Marx Nicolas et al.
With the emergence of new CRISPR/dCas9 tools that enable site specific modulation of DNA methylation and histone modifications, more detailed investigations of the contribution of epigenetic regulation to the precise phenotype of cells in culture, including recombinant production subclones, is now possible. These also allow a wide range of applications in metabolic engineering once the impact of such epigenetic modifications on the chromatin state is available. In this study, enhanced DNA methylation tools were targeted to a recombinant viral promoter (CMV), an endogenous promoter that is silenced in its native state in CHO cells, but had been reactivated previously (β-galactoside α-2,6-sialyltransferase 1) and an active endogenous promoter (α-1,6-fucosyltransferase), respectively. Comparative ChIP-analysis of histone modifications revealed a general loss of active promoter histone marks and the acquisition of distinct repressive heterochromatin marks after targeted methylation.

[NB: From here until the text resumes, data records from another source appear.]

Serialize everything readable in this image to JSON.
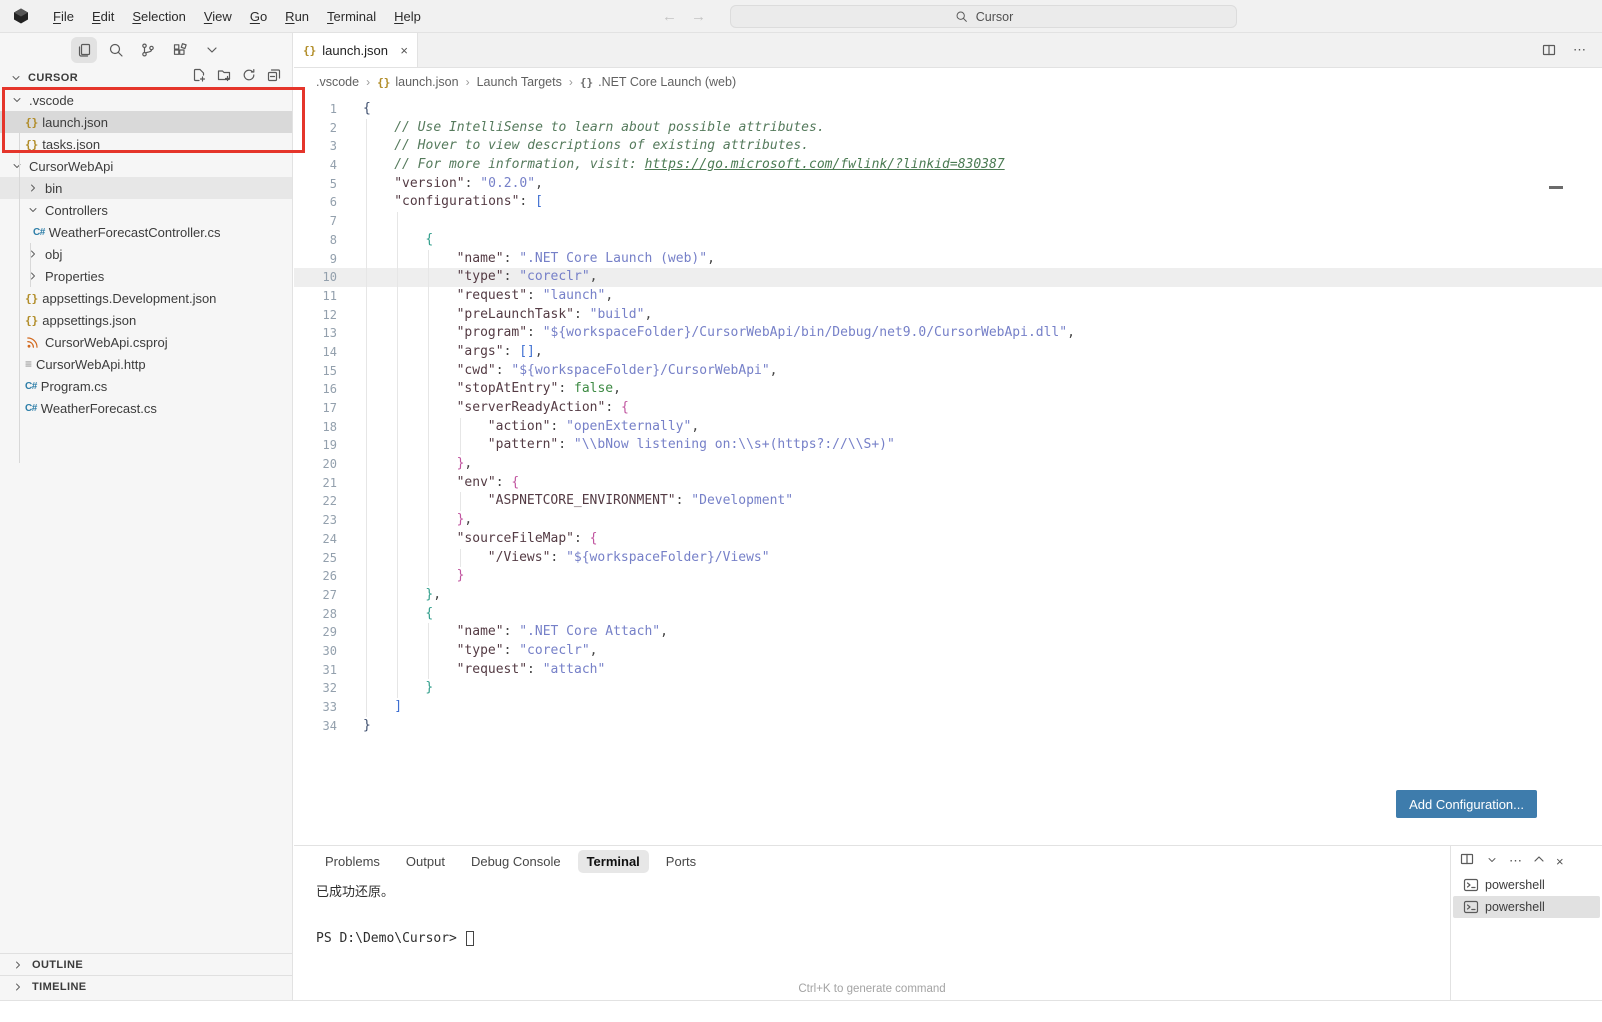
{
  "titlebar": {
    "menus": [
      "File",
      "Edit",
      "Selection",
      "View",
      "Go",
      "Run",
      "Terminal",
      "Help"
    ],
    "search_label": "Cursor",
    "nav": {
      "back": "←",
      "forward": "→"
    }
  },
  "activity_bar": {
    "icons": [
      {
        "name": "files",
        "active": true
      },
      {
        "name": "search"
      },
      {
        "name": "source-control"
      },
      {
        "name": "extensions"
      },
      {
        "name": "chevron-down"
      }
    ]
  },
  "explorer": {
    "title": "CURSOR",
    "actions": [
      "new-file",
      "new-folder",
      "refresh",
      "collapse-all"
    ],
    "tree": [
      {
        "label": ".vscode",
        "icon": "chevron-down",
        "level": 0
      },
      {
        "label": "launch.json",
        "icon": "json",
        "level": 1,
        "selected": true
      },
      {
        "label": "tasks.json",
        "icon": "json",
        "level": 1
      },
      {
        "label": "CursorWebApi",
        "icon": "chevron-down",
        "level": 0
      },
      {
        "label": "bin",
        "icon": "chevron-right",
        "level": 1,
        "hover": true
      },
      {
        "label": "Controllers",
        "icon": "chevron-down",
        "level": 1
      },
      {
        "label": "WeatherForecastController.cs",
        "icon": "csharp",
        "level": 2
      },
      {
        "label": "obj",
        "icon": "chevron-right",
        "level": 1
      },
      {
        "label": "Properties",
        "icon": "chevron-right",
        "level": 1
      },
      {
        "label": "appsettings.Development.json",
        "icon": "json",
        "level": 1
      },
      {
        "label": "appsettings.json",
        "icon": "json",
        "level": 1
      },
      {
        "label": "CursorWebApi.csproj",
        "icon": "rss",
        "level": 1
      },
      {
        "label": "CursorWebApi.http",
        "icon": "http",
        "level": 1
      },
      {
        "label": "Program.cs",
        "icon": "csharp",
        "level": 1
      },
      {
        "label": "WeatherForecast.cs",
        "icon": "csharp",
        "level": 1
      }
    ],
    "sections": [
      "OUTLINE",
      "TIMELINE"
    ]
  },
  "editor": {
    "tab": {
      "label": "launch.json",
      "icon": "json",
      "close": "×"
    },
    "breadcrumb": [
      {
        "label": ".vscode"
      },
      {
        "label": "launch.json",
        "icon": "json"
      },
      {
        "label": "Launch Targets"
      },
      {
        "label": ".NET Core Launch (web)",
        "icon": "json-gray"
      }
    ],
    "add_configuration_label": "Add Configuration...",
    "code_lines": [
      {
        "n": 1,
        "g": 0,
        "i": 0,
        "s": [
          [
            "{",
            "b1"
          ]
        ]
      },
      {
        "n": 2,
        "g": 1,
        "i": 4,
        "s": [
          [
            "// Use IntelliSense to learn about possible attributes.",
            "cm"
          ]
        ]
      },
      {
        "n": 3,
        "g": 1,
        "i": 4,
        "s": [
          [
            "// Hover to view descriptions of existing attributes.",
            "cm"
          ]
        ]
      },
      {
        "n": 4,
        "g": 1,
        "i": 4,
        "s": [
          [
            "// For more information, visit: ",
            "cm"
          ],
          [
            "https://go.microsoft.com/fwlink/?linkid=830387",
            "lk"
          ]
        ]
      },
      {
        "n": 5,
        "g": 1,
        "i": 4,
        "s": [
          [
            "\"version\"",
            "pk"
          ],
          [
            ": ",
            "pt"
          ],
          [
            "\"0.2.0\"",
            "st"
          ],
          [
            ",",
            "pt"
          ]
        ]
      },
      {
        "n": 6,
        "g": 1,
        "i": 4,
        "s": [
          [
            "\"configurations\"",
            "pk"
          ],
          [
            ": ",
            "pt"
          ],
          [
            "[",
            "b2"
          ]
        ]
      },
      {
        "n": 7,
        "g": 2,
        "i": 0,
        "s": []
      },
      {
        "n": 8,
        "g": 2,
        "i": 8,
        "s": [
          [
            "{",
            "b3"
          ]
        ]
      },
      {
        "n": 9,
        "g": 3,
        "i": 12,
        "s": [
          [
            "\"name\"",
            "pk"
          ],
          [
            ": ",
            "pt"
          ],
          [
            "\".NET Core Launch (web)\"",
            "st"
          ],
          [
            ",",
            "pt"
          ]
        ]
      },
      {
        "n": 10,
        "g": 3,
        "i": 12,
        "cur": true,
        "s": [
          [
            "\"type\"",
            "pk"
          ],
          [
            ": ",
            "pt"
          ],
          [
            "\"coreclr\"",
            "st"
          ],
          [
            ",",
            "pt"
          ]
        ]
      },
      {
        "n": 11,
        "g": 3,
        "i": 12,
        "s": [
          [
            "\"request\"",
            "pk"
          ],
          [
            ": ",
            "pt"
          ],
          [
            "\"launch\"",
            "st"
          ],
          [
            ",",
            "pt"
          ]
        ]
      },
      {
        "n": 12,
        "g": 3,
        "i": 12,
        "s": [
          [
            "\"preLaunchTask\"",
            "pk"
          ],
          [
            ": ",
            "pt"
          ],
          [
            "\"build\"",
            "st"
          ],
          [
            ",",
            "pt"
          ]
        ]
      },
      {
        "n": 13,
        "g": 3,
        "i": 12,
        "s": [
          [
            "\"program\"",
            "pk"
          ],
          [
            ": ",
            "pt"
          ],
          [
            "\"${workspaceFolder}/CursorWebApi/bin/Debug/net9.0/CursorWebApi.dll\"",
            "st"
          ],
          [
            ",",
            "pt"
          ]
        ]
      },
      {
        "n": 14,
        "g": 3,
        "i": 12,
        "s": [
          [
            "\"args\"",
            "pk"
          ],
          [
            ": ",
            "pt"
          ],
          [
            "[]",
            "b2"
          ],
          [
            ",",
            "pt"
          ]
        ]
      },
      {
        "n": 15,
        "g": 3,
        "i": 12,
        "s": [
          [
            "\"cwd\"",
            "pk"
          ],
          [
            ": ",
            "pt"
          ],
          [
            "\"${workspaceFolder}/CursorWebApi\"",
            "st"
          ],
          [
            ",",
            "pt"
          ]
        ]
      },
      {
        "n": 16,
        "g": 3,
        "i": 12,
        "s": [
          [
            "\"stopAtEntry\"",
            "pk"
          ],
          [
            ": ",
            "pt"
          ],
          [
            "false",
            "kw"
          ],
          [
            ",",
            "pt"
          ]
        ]
      },
      {
        "n": 17,
        "g": 3,
        "i": 12,
        "s": [
          [
            "\"serverReadyAction\"",
            "pk"
          ],
          [
            ": ",
            "pt"
          ],
          [
            "{",
            "b4"
          ]
        ]
      },
      {
        "n": 18,
        "g": 4,
        "i": 16,
        "s": [
          [
            "\"action\"",
            "pk"
          ],
          [
            ": ",
            "pt"
          ],
          [
            "\"openExternally\"",
            "st"
          ],
          [
            ",",
            "pt"
          ]
        ]
      },
      {
        "n": 19,
        "g": 4,
        "i": 16,
        "s": [
          [
            "\"pattern\"",
            "pk"
          ],
          [
            ": ",
            "pt"
          ],
          [
            "\"\\\\bNow listening on:\\\\s+(https?://\\\\S+)\"",
            "st"
          ]
        ]
      },
      {
        "n": 20,
        "g": 3,
        "i": 12,
        "s": [
          [
            "}",
            "b4"
          ],
          [
            ",",
            "pt"
          ]
        ]
      },
      {
        "n": 21,
        "g": 3,
        "i": 12,
        "s": [
          [
            "\"env\"",
            "pk"
          ],
          [
            ": ",
            "pt"
          ],
          [
            "{",
            "b4"
          ]
        ]
      },
      {
        "n": 22,
        "g": 4,
        "i": 16,
        "s": [
          [
            "\"ASPNETCORE_ENVIRONMENT\"",
            "pk"
          ],
          [
            ": ",
            "pt"
          ],
          [
            "\"Development\"",
            "st"
          ]
        ]
      },
      {
        "n": 23,
        "g": 3,
        "i": 12,
        "s": [
          [
            "}",
            "b4"
          ],
          [
            ",",
            "pt"
          ]
        ]
      },
      {
        "n": 24,
        "g": 3,
        "i": 12,
        "s": [
          [
            "\"sourceFileMap\"",
            "pk"
          ],
          [
            ": ",
            "pt"
          ],
          [
            "{",
            "b4"
          ]
        ]
      },
      {
        "n": 25,
        "g": 4,
        "i": 16,
        "s": [
          [
            "\"/Views\"",
            "pk"
          ],
          [
            ": ",
            "pt"
          ],
          [
            "\"${workspaceFolder}/Views\"",
            "st"
          ]
        ]
      },
      {
        "n": 26,
        "g": 3,
        "i": 12,
        "s": [
          [
            "}",
            "b4"
          ]
        ]
      },
      {
        "n": 27,
        "g": 2,
        "i": 8,
        "s": [
          [
            "}",
            "b3"
          ],
          [
            ",",
            "pt"
          ]
        ]
      },
      {
        "n": 28,
        "g": 2,
        "i": 8,
        "s": [
          [
            "{",
            "b3"
          ]
        ]
      },
      {
        "n": 29,
        "g": 3,
        "i": 12,
        "s": [
          [
            "\"name\"",
            "pk"
          ],
          [
            ": ",
            "pt"
          ],
          [
            "\".NET Core Attach\"",
            "st"
          ],
          [
            ",",
            "pt"
          ]
        ]
      },
      {
        "n": 30,
        "g": 3,
        "i": 12,
        "s": [
          [
            "\"type\"",
            "pk"
          ],
          [
            ": ",
            "pt"
          ],
          [
            "\"coreclr\"",
            "st"
          ],
          [
            ",",
            "pt"
          ]
        ]
      },
      {
        "n": 31,
        "g": 3,
        "i": 12,
        "s": [
          [
            "\"request\"",
            "pk"
          ],
          [
            ": ",
            "pt"
          ],
          [
            "\"attach\"",
            "st"
          ]
        ]
      },
      {
        "n": 32,
        "g": 2,
        "i": 8,
        "s": [
          [
            "}",
            "b3"
          ]
        ]
      },
      {
        "n": 33,
        "g": 1,
        "i": 4,
        "s": [
          [
            "]",
            "b2"
          ]
        ]
      },
      {
        "n": 34,
        "g": 0,
        "i": 0,
        "s": [
          [
            "}",
            "b1"
          ]
        ]
      }
    ]
  },
  "panel": {
    "tabs": [
      "Problems",
      "Output",
      "Debug Console",
      "Terminal",
      "Ports"
    ],
    "active_tab": "Terminal",
    "terminal": {
      "output": "已成功还原。",
      "prompt": "PS D:\\Demo\\Cursor>",
      "hint": "Ctrl+K to generate command",
      "list": [
        {
          "label": "powershell"
        },
        {
          "label": "powershell",
          "selected": true
        }
      ],
      "header_icons": [
        "split-terminal",
        "chevron-down",
        "ellipsis",
        "chevron-up",
        "close"
      ]
    }
  },
  "colors": {
    "accent_button": "#3e7cac",
    "annotation_red": "#e5352b",
    "selection_gray": "#d9d9d9"
  }
}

On the other hand, targeted demethylation resulted in autologous acquisition of active promoter histone marks and loss of repressive heterochromatin marks. These data suggest that DNA methylation directs the removal or deposition of specific histone marks associated with either active, poised or silenced chromatin. Moreover, we show that de novo methylation of the CMV promoter results in reduced transgene expression in CHO cells. Although targeted DNA methylation is not efficient, the transgene is repressed, thus offering an explanation for seemingly conflicting reports about the source of CMV promoter instability in CHO cells. Importantly, modulation of epigenetic marks enables to nudge the cell into a specific gene expression pattern or phenotype, which is stabilized in the cell by autologous addition of further epigenetic marks. Such engineering strategies have the added advantage of being reversible and potentially tunable to not only turn on or off a targeted gene, but also to achieve the setting of a desirable expression level.